Somehow, 2013 was not a brilliant year for reading, but there were a few good ones:
I read a few must-reads, and found them formulaic. Step forward:
and Rainbow Rowell for Eleanor and Park.
These two books actually made me realize that the teen-age-outsider-romance genre is offically over-mined. The books can be cute and readable. Most YA fiction is strong on plot and character, and goes down easily, but, like hamburgers compared to filet, often wolfed in a hurry; cheap, but even at the price still too many calories for the nourishment provided.
I read a book I expected to be formulaic, and actually copied a quotation to carry around in my device: Step up Anne Tyler for
Back When We Were Grown-ups.
I've written separately about my fabulous Tudor moment this summer, featuring, in part, Wolf Hall and Bring up the Bodies by Hilary Mantel,
Namesake by Sue McLeod (in YA, from Pajama Press, a little starlet of Canadian publishing). All great books that make this list.
I did find two graphic efforts quite superior to almost anything I've ever read in the category:
Laika by Nick Abadzis, from 1st Second–possibly the best graphic publishing house on earth. Laika is a fictionalized, graphicized version of the Soviet space program sending Laika the dog into space. Real characters and timelines. Graphic images that brought an extra dimension to the story that words could not. Not exactly beautiful, but SENSATIONAL. I cried through most of the book. My kids cried through most of the book.
Over the past couple of years I have read a bunch, but a bunch, of laddish science fiction books. I think it is a kind of mini-genre. I found them funny at first, but they were so sophomoric, that despite a certain shock value–which is a quality I often go for–they became boring and many I could not be bothered to finish reading. I find my buddy Shelf Monkey has recommendations on LibraryThing for these books, one of which actually made it onto the list of best reads:
On the list of laddish also-rans that still might be worth considering we have:
I did abandon this book part way through. Love him so much I might get back to it.
Mark Leynor's Sugar Frosted Nutsack: A Novel. Just about unreadable.
David Wong's John Dies at the End
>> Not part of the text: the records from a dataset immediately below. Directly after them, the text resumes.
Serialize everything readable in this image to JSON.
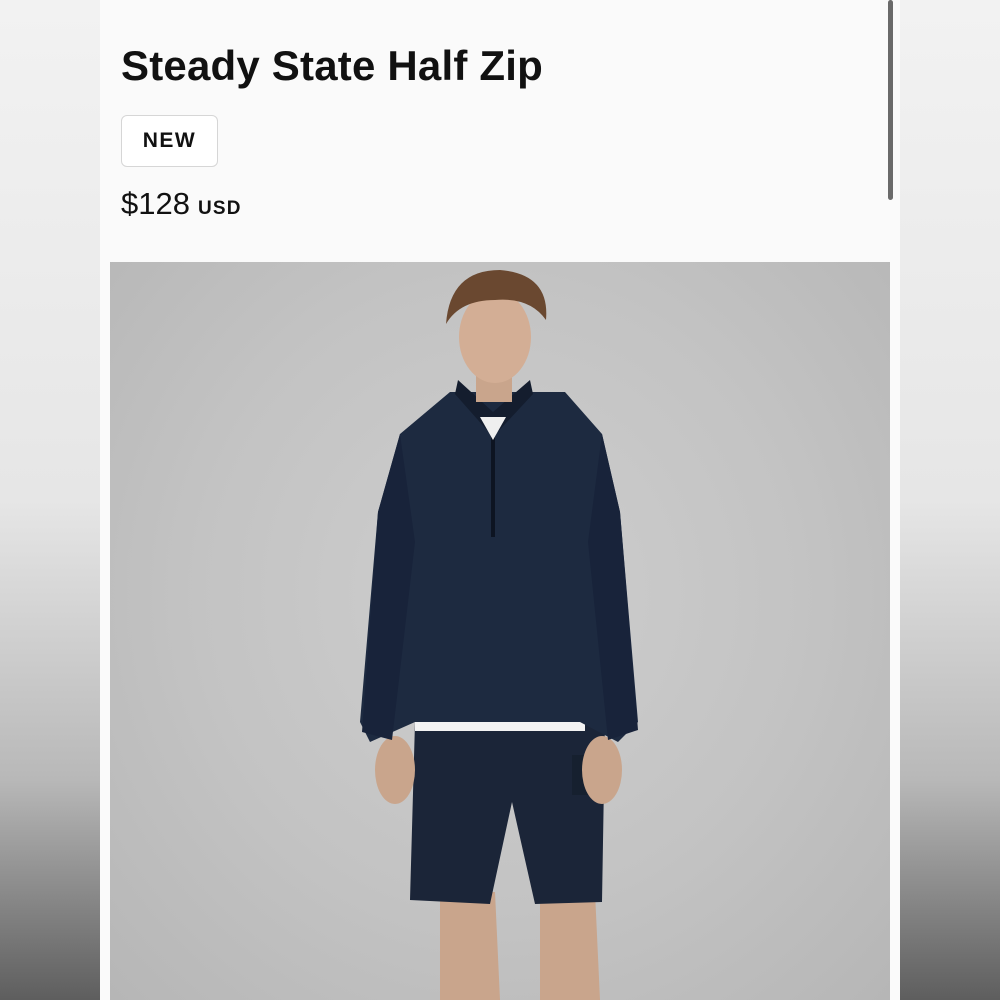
{
  "product": {
    "title": "Steady State Half Zip",
    "badge": "NEW",
    "price": "$128",
    "currency": "USD"
  },
  "image": {
    "description_icon": "product-photo"
  },
  "colors": {
    "garment": "#1d2a40",
    "background": "#c4c4c4",
    "text": "#111111"
  }
}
I did read it all. Apparently also coming as a major motion picture. Or something.
And that's it. The year that was.
The marigold does wonder nervously if all reading will become graphic at some point...?